Sri Keshavananda Bharati was born to Manjathaya Sreedhara Bhatt and Padmavathi. He took to Sanyasa at a young age of 19 and later became the head of Edaneeru Matha in 1960. The Edneeru Matha has a history of 1200 years and belongs to the parampara of Sri Totakacharya, one of the first four disciples of Sri Adi Shankaracharya.
The legal battle led by Kesavananda Bharati was one of the most historical and long cases to protect fundamental rights. The case known as 'The Kesavananda Bharati Case' is one of the most cited judgments in the legal fraternity when it comes to the basic structure of the constitution. Keshavananda Swamiji had filed a writ questioning the 29th Amendment of Constitution in 1971, Kerala Land Reforms Act in 1969 and the Kerala Land Reforms Amendment Act in 1971.
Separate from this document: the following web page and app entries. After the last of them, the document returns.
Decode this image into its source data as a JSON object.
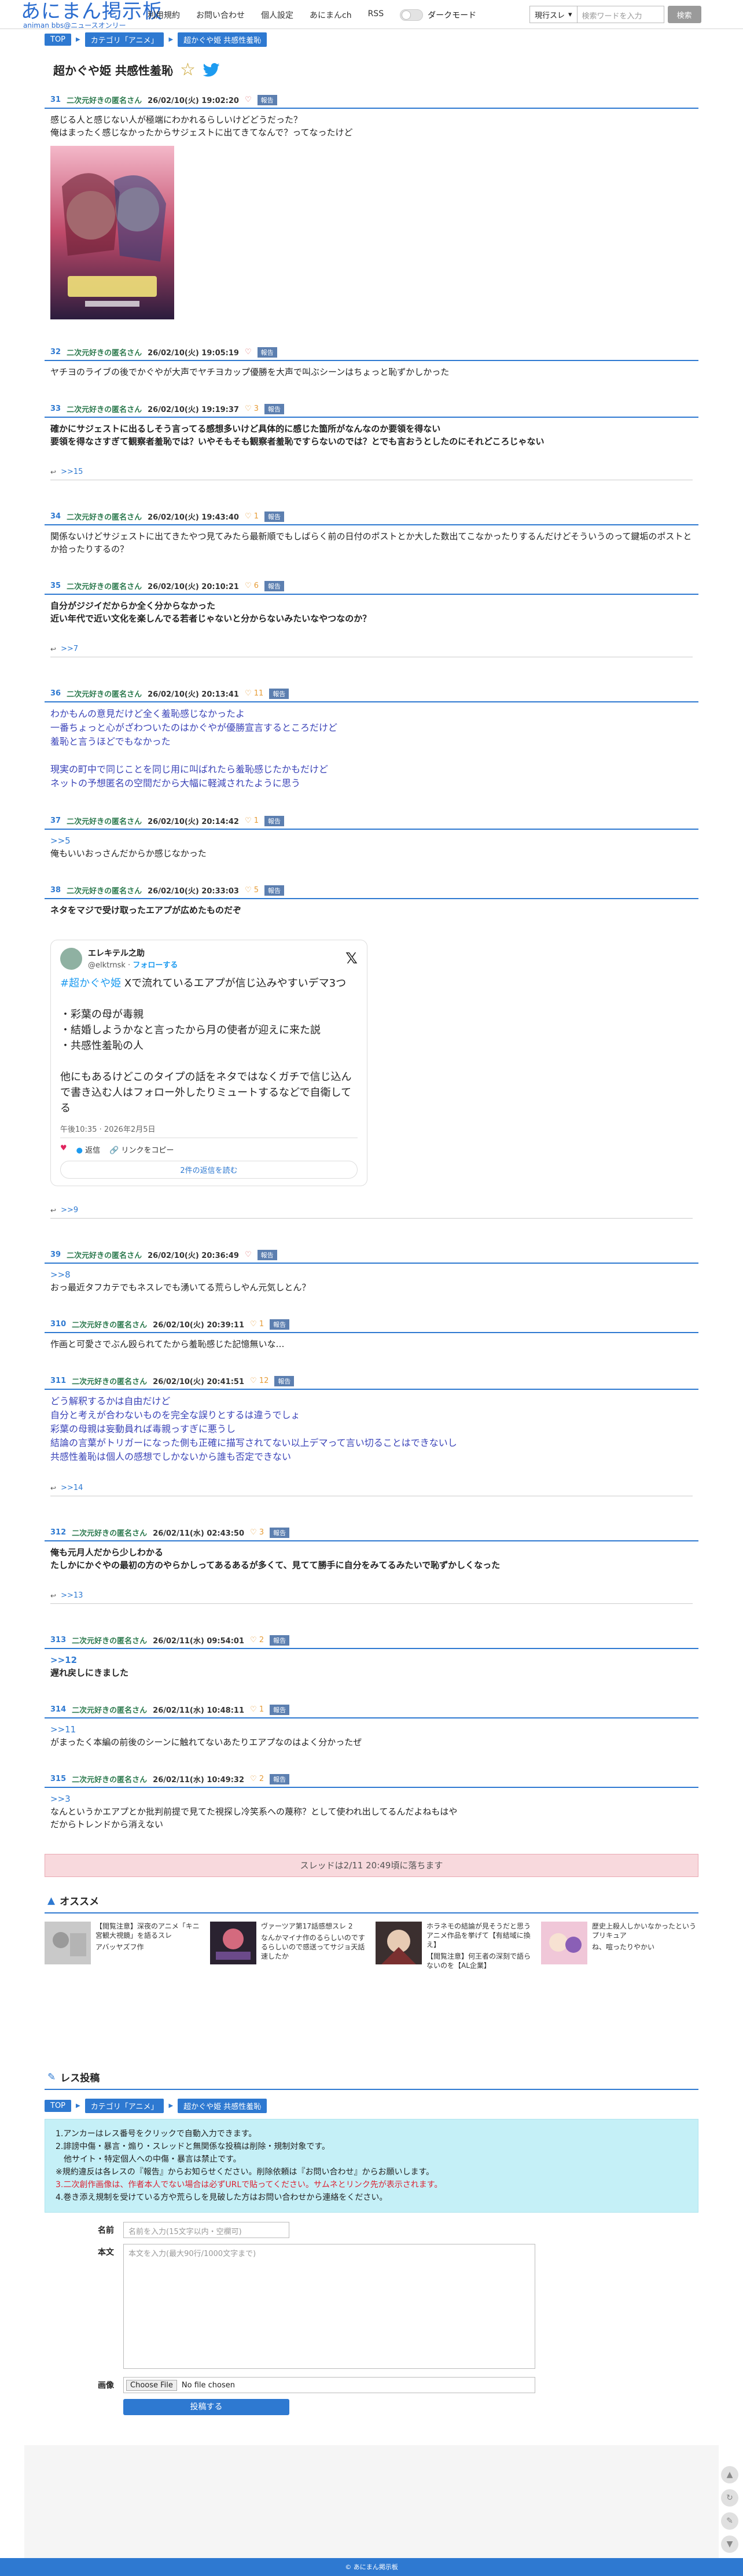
{
  "header": {
    "logo": "あにまん掲示板",
    "logo_sub": "animan bbs@ニュースオンリー",
    "nav": [
      "利用規約",
      "お問い合わせ",
      "個人設定",
      "あにまんch",
      "RSS"
    ],
    "dark_mode_label": "ダークモード",
    "search_select": "現行スレ",
    "search_placeholder": "検索ワードを入力",
    "search_button": "検索"
  },
  "breadcrumb": [
    "TOP",
    "カテゴリ「アニメ」",
    "超かぐや姫 共感性羞恥"
  ],
  "thread_title": "超かぐや姫 共感性羞恥",
  "poster_name": "二次元好きの匿名さん",
  "report_label": "報告",
  "posts": [
    {
      "num": "31",
      "date": "26/02/10(火) 19:02:20",
      "likes": "",
      "lines": [
        "感じる人と感じない人が極端にわかれるらしいけどどうだった？",
        "俺はまったく感じなかったからサジェストに出てきてなんで？ってなったけど"
      ]
    },
    {
      "num": "32",
      "date": "26/02/10(火) 19:05:19",
      "likes": "",
      "lines": [
        "ヤチヨのライブの後でかぐやが大声でヤチヨカップ優勝を大声で叫ぶシーンはちょっと恥ずかしかった"
      ]
    },
    {
      "num": "33",
      "date": "26/02/10(火) 19:19:37",
      "likes": "3",
      "lines": [
        "確かにサジェストに出るしそう言ってる感想多いけど具体的に感じた箇所がなんなのか要領を得ない",
        "要領を得なさすぎて観察者羞恥では？いやそもそも観察者羞恥ですらないのでは？とでも言おうとしたのにそれどころじゃない"
      ],
      "reply": ">>15"
    },
    {
      "num": "34",
      "date": "26/02/10(火) 19:43:40",
      "likes": "1",
      "lines": [
        "関係ないけどサジェストに出てきたやつ見てみたら最新順でもしばらく前の日付のポストとか大した数出てこなかったりするんだけどそういうのって鍵垢のポストとか拾ったりするの？"
      ]
    },
    {
      "num": "35",
      "date": "26/02/10(火) 20:10:21",
      "likes": "6",
      "lines": [
        "自分がジジイだからか全く分からなかった",
        "近い年代で近い文化を楽しんでる若者じゃないと分からないみたいなやつなのか？"
      ],
      "reply": ">>7"
    },
    {
      "num": "36",
      "date": "26/02/10(火) 20:13:41",
      "likes": "11",
      "lines": [
        "わかもんの意見だけど全く羞恥感じなかったよ",
        "一番ちょっと心がざわついたのはかぐやが優勝宣言するところだけど",
        "羞恥と言うほどでもなかった",
        "",
        "現実の町中で同じことを同じ用に叫ばれたら羞恥感じたかもだけど",
        "ネットの予想匿名の空間だから大幅に軽減されたように思う"
      ]
    },
    {
      "num": "37",
      "date": "26/02/10(火) 20:14:42",
      "likes": "1",
      "anchor": ">>5",
      "lines": [
        "俺もいいおっさんだからか感じなかった"
      ]
    },
    {
      "num": "38",
      "date": "26/02/10(火) 20:33:03",
      "likes": "5",
      "lines": [
        "ネタをマジで受け取ったエアプが広めたものだぞ"
      ],
      "reply": ">>9"
    },
    {
      "num": "39",
      "date": "26/02/10(火) 20:36:49",
      "likes": "",
      "anchor": ">>8",
      "lines": [
        "おっ最近タフカテでもネスレでも湧いてる荒らしやん元気しとん？"
      ]
    },
    {
      "num": "310",
      "date": "26/02/10(火) 20:39:11",
      "likes": "1",
      "lines": [
        "作画と可愛さでぶん殴られてたから羞恥感じた記憶無いな…"
      ]
    },
    {
      "num": "311",
      "date": "26/02/10(火) 20:41:51",
      "likes": "12",
      "lines": [
        "どう解釈するかは自由だけど",
        "自分と考えが合わないものを完全な誤りとするは違うでしょ",
        "彩葉の母親は妄動員れば毒親っすぎに悪うし",
        "結論の言葉がトリガーになった側も正確に描写されてない以上デマって言い切ることはできないし",
        "共感性羞恥は個人の感想でしかないから誰も否定できない"
      ],
      "reply": ">>14"
    },
    {
      "num": "312",
      "date": "26/02/11(水) 02:43:50",
      "likes": "3",
      "lines": [
        "俺も元月人だから少しわかる",
        "たしかにかぐやの最初の方のやらかしってあるあるが多くて、見てて勝手に自分をみてるみたいで恥ずかしくなった"
      ],
      "reply": ">>13"
    },
    {
      "num": "313",
      "date": "26/02/11(水) 09:54:01",
      "likes": "2",
      "anchor": ">>12",
      "lines": [
        "遅れ戻しにきました"
      ]
    },
    {
      "num": "314",
      "date": "26/02/11(水) 10:48:11",
      "likes": "1",
      "anchor": ">>11",
      "lines": [
        "がまったく本編の前後のシーンに触れてないあたりエアプなのはよく分かったぜ"
      ]
    },
    {
      "num": "315",
      "date": "26/02/11(水) 10:49:32",
      "likes": "2",
      "anchor": ">>3",
      "lines": [
        "なんというかエアプとか批判前提で見てた視探し冷笑系への蔑称？として使われ出してるんだよねもはや",
        "だからトレンドから消えない"
      ]
    }
  ],
  "tweet": {
    "name": "エレキテル之助",
    "handle": "@elktrnsk",
    "follow": "フォローする",
    "hashtag": "#超かぐや姫",
    "body_lines": [
      "Xで流れているエアプが信じ込みやすいデマ3つ",
      "",
      "・彩葉の母が毒親",
      "・結婚しようかなと言ったから月の使者が迎えに来た説",
      "・共感性羞恥の人",
      "",
      "他にもあるけどこのタイプの話をネタではなくガチで信じ込んで書き込む人はフォロー外したりミュートするなどで自衛してる"
    ],
    "time": "午後10:35 · 2026年2月5日",
    "reply": "返信",
    "copy": "リンクをコピー",
    "more": "2件の返信を読む"
  },
  "thread_end": "スレッドは2/11 20:49頃に落ちます",
  "recommend": {
    "title": "オススメ",
    "items": [
      "【閲覧注意】深夜のアニメ「キニ宮観大視鏡」を語るスレ",
      "ヴァーツア第17話感想スレ 2",
      "ホラネモの結論が見そうだと思うアニメ作品を挙げて【有結域に換え】",
      "歴史上殺人しかいなかったというプリキュア"
    ],
    "subs": [
      "アバッヤズフ作",
      "なんかマイナ作のるらしいのでするらしいので感送ってサジョ天話速したか",
      "【閲覧注意】何王者の深刻で語らないのを【AL企業】",
      "ね、喧ったりやかい"
    ]
  },
  "reply_form": {
    "title": "レス投稿",
    "notes": [
      "1.アンカーはレス番号をクリックで自動入力できます。",
      "2.誹謗中傷・暴言・煽り・スレッドと無関係な投稿は削除・規制対象です。",
      "　他サイト・特定個人への中傷・暴言は禁止です。",
      "※規約違反は各レスの『報告』からお知らせください。削除依頼は『お問い合わせ』からお願いします。",
      "3.二次創作画像は、作者本人でない場合は必ずURLで貼ってください。サムネとリンク先が表示されます。",
      "4.巻き添え規制を受けている方や荒らしを見破した方はお問い合わせから連絡をください。"
    ],
    "name_label": "名前",
    "name_placeholder": "名前を入力(15文字以内・空欄可)",
    "body_label": "本文",
    "body_placeholder": "本文を入力(最大90行/1000文字まで)",
    "image_label": "画像",
    "file_button": "Choose File",
    "file_status": "No file chosen",
    "submit": "投稿する"
  },
  "footer": "© あにまん掲示板"
}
Following this, Keshavananda Swami became the first petitioner to question the amendment of fundamental rights. Due to the political relevance of the case, intense pressure was imposed on the court from the very beginning by the then ruling establishment. The Supreme Court full bench consisting of 13 judges tried the case for 66 days creating another history. Kesavananda Bharati case made it to the headlines of newspapers in the country every day during that period.
The majority that delivered the landmark verdict in the Kesavananda Bharati case on April 24, 1973, (from left) then Chief Justice of India S M Sikri, and Justices J M Shelat, K S Hegde, A N Grover, P Jaganmohan Reddy, A K Mukherjea and H R Khanna (IE Photo)
The government argued in the court that the Constitution can be amended to ensure the upliftment of the common people and social justice. The judiciary and the government were engaged in verbal duel in the court over the nature and basic structure of the constitution.
Finally, the judiciary prevailed as the Supreme Court pronounced the verdict with a 6-7 majority that the fundamental rights in the Constitution cannot be amended by the Parliament. The historical verdict was pronounced on April 24, 1973. It was also known that the judges who took a stand against the government were denied promotions by the subsequent Congress governments.